I have a passion for putting a team together and watching people grow and develop. I look for opportunities to coach others. This passion currently involves coaching my son’s soccer team – but he’s five so it’s more like herding really energetic cats than coaching. I’ve also gotten involved with organizing the STANLEY Leadership Development Program (SLP), and I serve as the North American Finance lead for STANLEY Engineered Fastening.
Since I’ve gotten involved with the STANLEY Leadership Development Program we have grown STANLEY Engineered Fastening’s participation from one associate to six associates, located across North America. What I enjoy the most about the experience is watching young people bring in new ideas and improve processes.
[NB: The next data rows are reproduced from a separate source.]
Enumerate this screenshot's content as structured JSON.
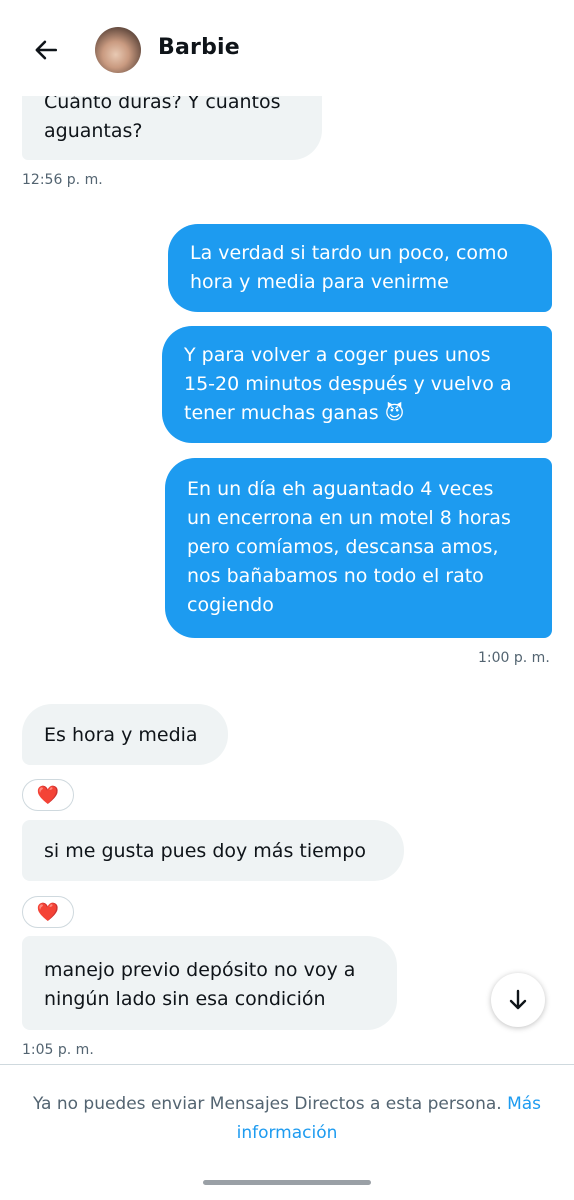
{
  "header": {
    "back_icon": "arrow-left-icon",
    "contact_name": "Barbie"
  },
  "messages": [
    {
      "direction": "incoming",
      "text": "Cuánto duras? Y cuantos\naguantas?"
    },
    {
      "direction": "outgoing",
      "text": "La verdad si tardo un poco, como\nhora y media para venirme"
    },
    {
      "direction": "outgoing",
      "text": "Y para volver a coger pues unos\n15-20 minutos después y vuelvo a\ntener muchas ganas 😈"
    },
    {
      "direction": "outgoing",
      "text": "En un día eh aguantado 4 veces\nun encerrona en un motel 8 horas\npero comíamos, descansa amos,\nnos bañabamos no todo el rato\ncogiendo"
    },
    {
      "direction": "incoming",
      "text": "Es hora y media",
      "reaction": "❤️"
    },
    {
      "direction": "incoming",
      "text": "si me gusta pues doy más tiempo",
      "reaction": "❤️"
    },
    {
      "direction": "incoming",
      "text": "manejo previo depósito no voy a\nningún lado sin esa condición"
    }
  ],
  "timestamps": [
    "12:56 p. m.",
    "1:00 p. m.",
    "1:05 p. m."
  ],
  "scroll_button_icon": "arrow-down-icon",
  "footer": {
    "notice": "Ya no puedes enviar Mensajes Directos a esta persona. ",
    "link": "Más información"
  },
  "colors": {
    "outgoing_bubble": "#1d9bf0",
    "incoming_bubble": "#eff3f4",
    "link": "#1d9bf0",
    "muted_text": "#536471"
  }
}
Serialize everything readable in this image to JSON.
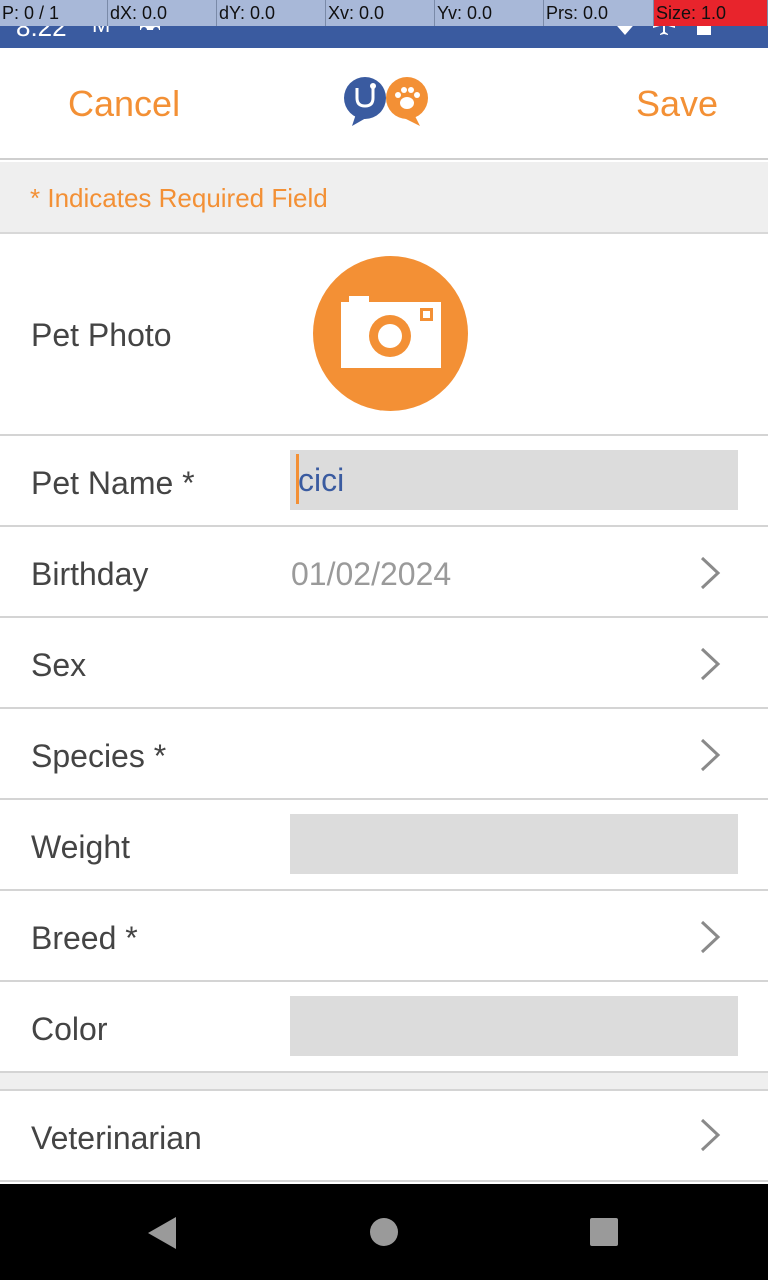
{
  "overlay": {
    "pointer": "P: 0 / 1",
    "dx": "dX: 0.0",
    "dy": "dY: 0.0",
    "xv": "Xv: 0.0",
    "yv": "Yv: 0.0",
    "prs": "Prs: 0.0",
    "size": "Size: 1.0"
  },
  "status_bar": {
    "time": "8:22"
  },
  "header": {
    "cancel_label": "Cancel",
    "save_label": "Save",
    "logo_icon": "vet-paw-logo-icon"
  },
  "required_hint": "* Indicates Required Field",
  "form": {
    "pet_photo_label": "Pet Photo",
    "pet_name_label": "Pet Name *",
    "pet_name_value": "cici",
    "birthday_label": "Birthday",
    "birthday_value": "01/02/2024",
    "sex_label": "Sex",
    "species_label": "Species *",
    "weight_label": "Weight",
    "breed_label": "Breed *",
    "color_label": "Color",
    "veterinarian_label": "Veterinarian"
  },
  "colors": {
    "accent": "#f39035",
    "brand_blue": "#3a5ba0",
    "field_bg": "#dcdcdc"
  }
}
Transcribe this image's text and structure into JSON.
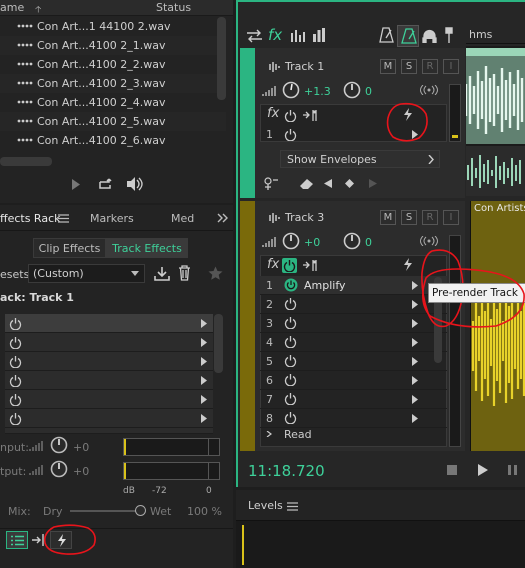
{
  "files": {
    "col_name": "ame",
    "col_status": "Status",
    "items": [
      "Con Art...1 44100 2.wav",
      "Con Art...4100 2_1.wav",
      "Con Art...4100 2_2.wav",
      "Con Art...4100 2_3.wav",
      "Con Art...4100 2_4.wav",
      "Con Art...4100 2_5.wav",
      "Con Art...4100 2_6.wav"
    ]
  },
  "rack": {
    "tabs": [
      "ffects Rack",
      "Markers",
      "Med"
    ],
    "subtabs": [
      "Clip Effects",
      "Track Effects"
    ],
    "presets_label": "esets:",
    "presets_value": "(Custom)",
    "track_label": "ack: Track 1",
    "input_label": "nput:",
    "output_label": "tput:",
    "input_value": "+0",
    "output_value": "+0",
    "meter_scale": [
      "dB",
      "-72",
      "0"
    ],
    "mix_label": "Mix:",
    "dry_label": "Dry",
    "wet_label": "Wet",
    "wet_value": "100 %"
  },
  "editor": {
    "ruler_label": "hms",
    "track1": {
      "name": "Track 1",
      "volume": "+1.3",
      "pan": "0",
      "slot_num": "1",
      "show_envelopes": "Show Envelopes"
    },
    "track3": {
      "name": "Track 3",
      "volume": "+0",
      "pan": "0",
      "slot_nums": [
        "1",
        "2",
        "3",
        "4",
        "5",
        "6",
        "7",
        "8"
      ],
      "slot1_effect": "Amplify",
      "read_mode": "Read",
      "clip_title": "Con Artists -"
    },
    "msri": [
      "M",
      "S",
      "R",
      "I"
    ],
    "fx_label": "fx",
    "tooltip": "Pre-render Track",
    "timecode": "11:18.720"
  },
  "levels": {
    "title": "Levels"
  },
  "colors": {
    "accent": "#2bb582",
    "track1": "#2bb582",
    "track3": "#7a6a0a",
    "waveform_green": "#9bd6b8",
    "waveform_yellow": "#d9c21a",
    "annotation": "#e8141b",
    "timecode": "#3ed19a"
  }
}
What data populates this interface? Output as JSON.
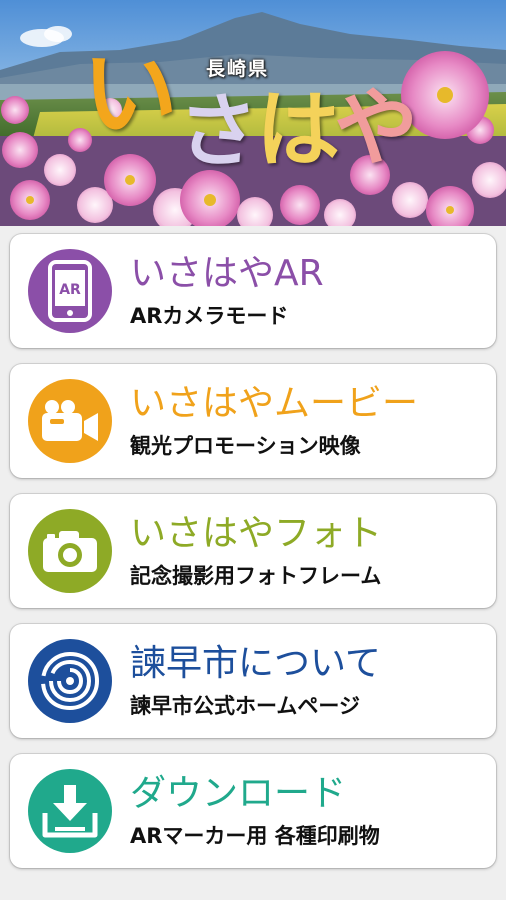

We focus on giving SLP associates true jobs and not just projects to fill their time – and we have seen great results. We have found that these young innovators can drive tremendous value into the business.
Recently, I worked on implementation of a group case study process which helps the SLP associates come together as a team, regardless of physical location. I was in a position to offer assistance with this since I work in Connecticut, but my responsibilities include facilities in Connecticut, North Carolina, Kentucky, Michigan, Iowa and Canada. That a lot of locations to cover, so I have learned the value of working cross-functionally and working as a team.
It’s a simple fact that when you work as a team you can accomplish a lot more than working individually.
Our parent company, Stanley Black & Decker, is about to celebrate its 175th birthday, but it feels more like a modern tech leader than a legacy industrial. I work in Finance now, but I have an MBA in technology so I’m sensitive to the IT side of our business. We have fantastic systems in place that leverage and connect our global business together.
STANLEY recognizes intelligence and effort, regardless of experience. Our employees are empowered to make decisions and drive results. It’s a challenging company, doing important work, and sometimes what you’re working on doesn’t go as planned. But as a coach at STANLEY, I’ve learned to tell people that failure is okay – as long as they fail fast and learn from it.